The African wild dog (Lycaon pictus)
(Other Names: African Hunting Dog, Apeete, Cape Hunting Dog, Cynhyene, Eeyeyi, Eminze, Imbwa, Inpumpi, Kikwau, Kite Kya Negereni, Kulwe, Licaon, Liduma, Ligwami, Loup-peint, Lycaon, Mauzi, Mbawa, Mbwa Mwitu, Mbughi, Mhuge, Mulula, Muthige, Nzui, Omusege, Osuyiani, Painted Dog, Prude, Sudhe, Suyian, Suyo, Suyondet, Tri-colored Dog, Wildehond)
Although similar in appearance to hyenas, African wild dogs are nevertheless true wild canidae. They are a mixture of black, yellow, and white in such a wide variety of patterns that no two individuals look exactly alike.
Weight between 17 and 36 kg. Shoulder Height: 61-78 cm
Savanna, grassland and open woodland
Only an 4,000-5,000 in total, of which about 400 live in South Africa.
Africa south of the Sahara.
African wild dogs are the continent's most endangered predator. Population size is continuing to decline as a result of ongoing conflict with human activities, infectious disease, and habitat fragmentation. The most severe threat to the wild dog has been its mostly undeserved reputation as a voracious and indiscriminate killer of game and livestock, which has led to its persecution. In most of Africa, wild dogs are shot or poisoned whenever they are encountered. Another severe threat has arisen more recently: the wild dog's habitat has been shrinking as human populations expand. This leads the wild dog into increased contact with humans, their domestic animals and the diseases they carry; and an increasing number of roads bisecting its habitat threaten the wild dog with greater mortality from vehicles. The wild dog appears to be susceptible to many diseases, particularly canine distemper (introduced into East Africa in 1906), rabies and anthrax.
African wild dogs live in tightly knit social groups and hunt cooperatively, preying primarily on grazing animals such as gazelles, springboks, wildebeest and zebras. Most predators stalk or ambush their prey, but these animals make no attempt to hide. They simply approach a herd until it stampedes, then single out an individual -- usually one that's slowed by old age or disease -- and chase it until it's exhausted.

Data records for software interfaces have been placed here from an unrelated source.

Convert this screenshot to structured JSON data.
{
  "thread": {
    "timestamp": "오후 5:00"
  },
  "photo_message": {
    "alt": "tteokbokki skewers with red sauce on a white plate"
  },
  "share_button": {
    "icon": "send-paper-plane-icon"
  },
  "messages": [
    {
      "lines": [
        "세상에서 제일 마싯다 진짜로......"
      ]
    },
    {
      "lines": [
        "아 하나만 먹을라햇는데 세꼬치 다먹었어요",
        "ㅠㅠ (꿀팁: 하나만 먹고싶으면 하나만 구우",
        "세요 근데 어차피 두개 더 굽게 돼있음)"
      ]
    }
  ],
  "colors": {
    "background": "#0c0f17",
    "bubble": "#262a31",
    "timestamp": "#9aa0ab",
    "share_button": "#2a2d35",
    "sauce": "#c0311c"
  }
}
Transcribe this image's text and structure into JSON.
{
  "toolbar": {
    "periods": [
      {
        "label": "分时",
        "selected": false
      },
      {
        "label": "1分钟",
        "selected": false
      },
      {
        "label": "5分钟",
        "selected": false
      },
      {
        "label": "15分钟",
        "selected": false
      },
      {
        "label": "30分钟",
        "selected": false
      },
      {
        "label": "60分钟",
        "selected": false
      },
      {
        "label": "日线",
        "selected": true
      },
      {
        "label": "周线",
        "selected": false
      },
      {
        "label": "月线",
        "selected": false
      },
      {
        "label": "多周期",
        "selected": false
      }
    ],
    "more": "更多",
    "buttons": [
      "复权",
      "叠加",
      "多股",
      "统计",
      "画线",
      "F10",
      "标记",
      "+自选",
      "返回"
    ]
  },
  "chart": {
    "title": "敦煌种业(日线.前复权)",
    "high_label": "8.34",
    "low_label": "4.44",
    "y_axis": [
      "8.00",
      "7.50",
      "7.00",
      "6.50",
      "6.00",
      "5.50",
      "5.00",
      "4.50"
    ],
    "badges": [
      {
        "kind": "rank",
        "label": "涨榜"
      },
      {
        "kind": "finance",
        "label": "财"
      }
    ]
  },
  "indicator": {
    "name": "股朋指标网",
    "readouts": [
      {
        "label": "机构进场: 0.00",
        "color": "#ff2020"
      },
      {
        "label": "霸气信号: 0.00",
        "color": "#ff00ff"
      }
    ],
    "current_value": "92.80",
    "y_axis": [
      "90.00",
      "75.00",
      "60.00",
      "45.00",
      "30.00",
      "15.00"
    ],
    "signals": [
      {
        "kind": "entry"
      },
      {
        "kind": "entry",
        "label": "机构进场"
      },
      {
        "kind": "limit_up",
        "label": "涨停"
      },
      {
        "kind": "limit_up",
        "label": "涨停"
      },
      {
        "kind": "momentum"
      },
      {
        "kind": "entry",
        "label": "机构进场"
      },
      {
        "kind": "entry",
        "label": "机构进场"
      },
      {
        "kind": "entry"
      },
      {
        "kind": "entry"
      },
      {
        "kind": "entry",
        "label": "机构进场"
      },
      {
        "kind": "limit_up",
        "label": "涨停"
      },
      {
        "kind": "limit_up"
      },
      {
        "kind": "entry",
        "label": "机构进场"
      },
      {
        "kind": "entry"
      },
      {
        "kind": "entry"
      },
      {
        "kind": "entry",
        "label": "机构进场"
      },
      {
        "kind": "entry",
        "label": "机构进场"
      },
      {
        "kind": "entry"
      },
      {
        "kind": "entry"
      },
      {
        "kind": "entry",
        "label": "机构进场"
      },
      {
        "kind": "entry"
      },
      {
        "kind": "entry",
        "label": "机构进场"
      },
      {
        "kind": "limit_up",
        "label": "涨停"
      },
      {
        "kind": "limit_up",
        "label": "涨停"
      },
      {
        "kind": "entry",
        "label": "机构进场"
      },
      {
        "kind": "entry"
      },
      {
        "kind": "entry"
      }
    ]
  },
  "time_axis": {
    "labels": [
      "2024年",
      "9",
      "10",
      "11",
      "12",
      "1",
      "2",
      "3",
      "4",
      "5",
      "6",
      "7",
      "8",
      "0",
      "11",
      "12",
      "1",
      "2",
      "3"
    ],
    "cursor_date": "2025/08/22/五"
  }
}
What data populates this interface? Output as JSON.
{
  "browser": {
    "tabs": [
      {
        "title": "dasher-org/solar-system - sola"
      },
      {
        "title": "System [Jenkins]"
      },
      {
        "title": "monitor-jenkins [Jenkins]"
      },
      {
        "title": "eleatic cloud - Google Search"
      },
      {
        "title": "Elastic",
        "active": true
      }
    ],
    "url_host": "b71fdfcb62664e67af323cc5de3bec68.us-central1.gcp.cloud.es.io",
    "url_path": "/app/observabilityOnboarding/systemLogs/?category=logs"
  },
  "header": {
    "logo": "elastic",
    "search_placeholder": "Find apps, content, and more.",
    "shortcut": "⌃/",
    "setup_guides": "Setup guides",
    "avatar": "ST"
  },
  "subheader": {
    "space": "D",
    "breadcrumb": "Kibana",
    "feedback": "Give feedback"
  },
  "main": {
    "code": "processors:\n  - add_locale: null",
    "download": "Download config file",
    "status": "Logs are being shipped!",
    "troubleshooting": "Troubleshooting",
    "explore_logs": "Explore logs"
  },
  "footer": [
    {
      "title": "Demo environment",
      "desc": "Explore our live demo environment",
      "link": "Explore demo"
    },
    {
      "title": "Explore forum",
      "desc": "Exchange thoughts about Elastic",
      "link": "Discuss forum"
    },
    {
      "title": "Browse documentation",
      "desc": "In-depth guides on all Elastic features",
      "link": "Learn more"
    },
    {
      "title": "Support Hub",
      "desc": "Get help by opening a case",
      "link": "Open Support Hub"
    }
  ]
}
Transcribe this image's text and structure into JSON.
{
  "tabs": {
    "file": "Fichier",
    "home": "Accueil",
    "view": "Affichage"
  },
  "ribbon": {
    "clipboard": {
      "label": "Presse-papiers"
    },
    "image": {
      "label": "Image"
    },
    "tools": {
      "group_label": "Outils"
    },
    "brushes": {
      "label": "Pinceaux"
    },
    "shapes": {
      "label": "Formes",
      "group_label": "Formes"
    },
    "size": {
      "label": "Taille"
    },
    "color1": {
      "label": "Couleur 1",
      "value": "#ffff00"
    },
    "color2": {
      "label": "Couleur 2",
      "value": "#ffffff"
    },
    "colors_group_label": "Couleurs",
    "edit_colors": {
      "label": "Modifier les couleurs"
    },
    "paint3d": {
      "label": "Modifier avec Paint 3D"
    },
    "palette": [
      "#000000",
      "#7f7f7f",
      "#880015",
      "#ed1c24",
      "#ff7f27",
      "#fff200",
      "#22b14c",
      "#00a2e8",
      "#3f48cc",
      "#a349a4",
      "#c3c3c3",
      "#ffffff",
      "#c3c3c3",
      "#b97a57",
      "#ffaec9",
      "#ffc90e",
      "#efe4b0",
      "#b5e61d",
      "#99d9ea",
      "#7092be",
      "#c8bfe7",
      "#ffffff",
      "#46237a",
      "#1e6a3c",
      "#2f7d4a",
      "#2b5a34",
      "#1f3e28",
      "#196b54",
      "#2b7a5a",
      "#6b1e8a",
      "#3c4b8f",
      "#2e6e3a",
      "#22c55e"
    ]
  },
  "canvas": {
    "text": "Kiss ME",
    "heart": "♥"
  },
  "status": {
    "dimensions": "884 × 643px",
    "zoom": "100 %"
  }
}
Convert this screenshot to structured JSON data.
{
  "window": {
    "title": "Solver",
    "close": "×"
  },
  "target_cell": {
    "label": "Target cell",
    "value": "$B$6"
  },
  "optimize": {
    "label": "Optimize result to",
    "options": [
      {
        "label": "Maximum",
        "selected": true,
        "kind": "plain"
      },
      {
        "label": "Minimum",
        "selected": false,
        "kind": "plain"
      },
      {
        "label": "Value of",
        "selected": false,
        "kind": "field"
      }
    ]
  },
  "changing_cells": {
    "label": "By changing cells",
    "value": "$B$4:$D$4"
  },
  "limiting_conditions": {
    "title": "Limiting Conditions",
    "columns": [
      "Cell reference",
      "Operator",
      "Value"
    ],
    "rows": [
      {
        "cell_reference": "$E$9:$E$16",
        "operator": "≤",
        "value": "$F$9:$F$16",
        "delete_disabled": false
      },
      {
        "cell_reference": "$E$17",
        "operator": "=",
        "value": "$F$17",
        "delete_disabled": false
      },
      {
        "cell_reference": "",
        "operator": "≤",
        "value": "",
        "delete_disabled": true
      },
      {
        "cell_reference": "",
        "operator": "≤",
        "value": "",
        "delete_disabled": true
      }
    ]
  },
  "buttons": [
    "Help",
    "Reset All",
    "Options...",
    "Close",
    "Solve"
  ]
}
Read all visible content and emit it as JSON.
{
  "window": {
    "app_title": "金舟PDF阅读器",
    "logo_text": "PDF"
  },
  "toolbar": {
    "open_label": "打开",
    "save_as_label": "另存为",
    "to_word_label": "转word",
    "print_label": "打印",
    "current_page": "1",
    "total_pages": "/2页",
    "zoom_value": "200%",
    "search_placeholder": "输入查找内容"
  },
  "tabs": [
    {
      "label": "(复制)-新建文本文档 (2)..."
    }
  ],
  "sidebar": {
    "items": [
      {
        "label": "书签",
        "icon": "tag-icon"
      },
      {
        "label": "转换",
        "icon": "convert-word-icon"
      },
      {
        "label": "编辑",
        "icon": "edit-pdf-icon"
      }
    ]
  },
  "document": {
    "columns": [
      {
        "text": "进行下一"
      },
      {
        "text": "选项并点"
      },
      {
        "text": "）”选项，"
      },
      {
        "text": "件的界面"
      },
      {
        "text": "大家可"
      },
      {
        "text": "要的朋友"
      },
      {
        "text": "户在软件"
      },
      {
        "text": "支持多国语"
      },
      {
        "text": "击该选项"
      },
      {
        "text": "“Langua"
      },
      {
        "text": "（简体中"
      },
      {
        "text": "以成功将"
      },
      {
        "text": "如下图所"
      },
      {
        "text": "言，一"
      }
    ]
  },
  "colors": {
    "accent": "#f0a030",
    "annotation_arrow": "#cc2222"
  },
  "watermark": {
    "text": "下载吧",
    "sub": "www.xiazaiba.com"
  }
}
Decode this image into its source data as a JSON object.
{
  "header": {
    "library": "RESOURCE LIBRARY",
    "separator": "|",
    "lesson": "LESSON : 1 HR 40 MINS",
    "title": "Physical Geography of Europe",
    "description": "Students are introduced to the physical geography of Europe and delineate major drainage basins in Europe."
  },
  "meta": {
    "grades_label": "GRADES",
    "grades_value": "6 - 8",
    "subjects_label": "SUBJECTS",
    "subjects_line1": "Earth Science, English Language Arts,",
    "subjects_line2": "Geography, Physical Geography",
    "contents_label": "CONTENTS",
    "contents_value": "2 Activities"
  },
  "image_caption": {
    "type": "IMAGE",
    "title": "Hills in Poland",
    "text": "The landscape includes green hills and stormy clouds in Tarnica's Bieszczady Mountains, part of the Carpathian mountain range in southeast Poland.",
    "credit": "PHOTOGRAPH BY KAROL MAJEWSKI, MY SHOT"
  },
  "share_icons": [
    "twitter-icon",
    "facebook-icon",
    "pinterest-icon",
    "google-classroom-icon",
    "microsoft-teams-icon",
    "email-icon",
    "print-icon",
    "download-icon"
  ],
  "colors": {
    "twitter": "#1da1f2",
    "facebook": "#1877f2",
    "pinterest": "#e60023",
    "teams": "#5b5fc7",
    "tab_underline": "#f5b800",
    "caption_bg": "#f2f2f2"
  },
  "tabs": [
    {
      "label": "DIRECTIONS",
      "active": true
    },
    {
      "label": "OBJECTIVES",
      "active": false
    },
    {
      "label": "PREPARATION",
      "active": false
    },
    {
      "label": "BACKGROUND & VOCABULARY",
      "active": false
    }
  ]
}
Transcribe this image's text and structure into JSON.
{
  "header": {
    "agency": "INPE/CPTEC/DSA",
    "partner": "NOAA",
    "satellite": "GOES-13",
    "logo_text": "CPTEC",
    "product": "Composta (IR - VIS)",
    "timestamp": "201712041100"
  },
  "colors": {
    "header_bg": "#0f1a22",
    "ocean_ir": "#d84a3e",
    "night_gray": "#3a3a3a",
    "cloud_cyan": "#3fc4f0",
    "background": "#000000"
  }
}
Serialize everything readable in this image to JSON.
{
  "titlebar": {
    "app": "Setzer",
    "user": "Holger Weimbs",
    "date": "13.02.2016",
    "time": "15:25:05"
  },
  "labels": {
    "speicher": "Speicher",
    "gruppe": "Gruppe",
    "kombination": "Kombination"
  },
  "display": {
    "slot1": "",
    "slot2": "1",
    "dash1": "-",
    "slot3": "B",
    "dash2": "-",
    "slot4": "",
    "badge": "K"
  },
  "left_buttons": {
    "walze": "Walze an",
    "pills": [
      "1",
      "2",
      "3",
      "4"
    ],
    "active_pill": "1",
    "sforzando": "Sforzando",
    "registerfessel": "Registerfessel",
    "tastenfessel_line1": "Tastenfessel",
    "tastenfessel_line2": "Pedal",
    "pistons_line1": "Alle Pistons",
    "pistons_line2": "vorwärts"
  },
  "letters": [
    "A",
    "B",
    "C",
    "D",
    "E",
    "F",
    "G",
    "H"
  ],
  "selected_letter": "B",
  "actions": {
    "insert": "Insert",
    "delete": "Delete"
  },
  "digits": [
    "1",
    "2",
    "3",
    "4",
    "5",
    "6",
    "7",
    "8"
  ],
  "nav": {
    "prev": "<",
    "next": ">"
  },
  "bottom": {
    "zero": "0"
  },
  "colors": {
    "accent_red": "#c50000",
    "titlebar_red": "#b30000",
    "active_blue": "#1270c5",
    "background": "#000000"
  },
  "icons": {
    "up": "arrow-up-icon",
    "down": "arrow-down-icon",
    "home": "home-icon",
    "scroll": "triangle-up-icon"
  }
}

African wild dogs use their sense of sight, not smell, to find their prey. They pay no attention to wind direction and they do not use cover when approaching their prey. They can run up to 55 km/h for several kilometres. In eastern Africa, they mostly hunt ThomsonÃ¢â‚¬â„¢s gazelles, but they will also attack calves, warthogs, zebras, impalas, and the young of large antelopes such as the gnu.
The Shrinking Pack
African wild dogs were once common in virtually every environment in southern Africa except rain forests and deserts. But human encroachment has drastically reduced their range and their numbers. Because of land clearance, urbanization, and other factors, Africa's once-great herds of grazing animals are now restricted to scattered populations in parks and reserves. As their prey goes, so go the dogs. They are also widely regarded as pests; they've been poisoned, shot, and trapped in many areas. Perhaps their most serious threat, though, is introduced diseases. Burgeoning human populations have brought the African wild dogs into frequent contact with domestic dogs, many of which carry canine distemper and rabies. These diseases are ravaging the wild packs. This kind of contact is one of the less obvious ways that human populations disrupt wild populations.
African wild dogs have an unusual breeding system. Only one pair of dogs reproduces in a pack; other pack members act cooperatively to care for the young of the breeding pair. It has been said that African wild dogs are the most social of all mammals, never living apart from a pack at any stage in their lives.
Young wild dogs are adult at about 1 year, sexual maturity is attained between 12 - 18 months. The gestation period is around 60 - 80 days. There are 2 - 19 pups per litter, with an average of about 10. The time between births is usually 12 - 14 months, but it can be as short as 6 months if all of the young die.
Pups are born in a den, usually one dug by an aardvark. Weaning takes place at about 10 weeks. After 3 months, the den is abandoned and the pups begin to run with the pack. At 8 - 11 months they can kill easy prey, but they are not proficient until about 12 - 14 months, at which time they can fend for themselves.
Females between 14 - 30 months old leave the pack in which they were born in groups of sisters born in the same litter and join another pack that lacks sexually mature females. Most males do not disperse from the pack they were born in.
Kruger National Park seems to have 20 packs, which have ranges from 150 to 1110 sq km.
Natural causes (39%): Lion predation - 12%, hyena predation - 4%, other predation - 5%, other wild dogs - 5%, disease - 8%, accident - 6%.
Human causes (61%): Road kill - 24%, snared - 10 %, shot - 15%, poisoned - 12%, other - 1%.
: The photos from our trip! Overhere! Feel free to use any of these additional letters to correct the spelling of words found in the above post: a-e-t-n-d-i-o-s-m-l-u-y-h-c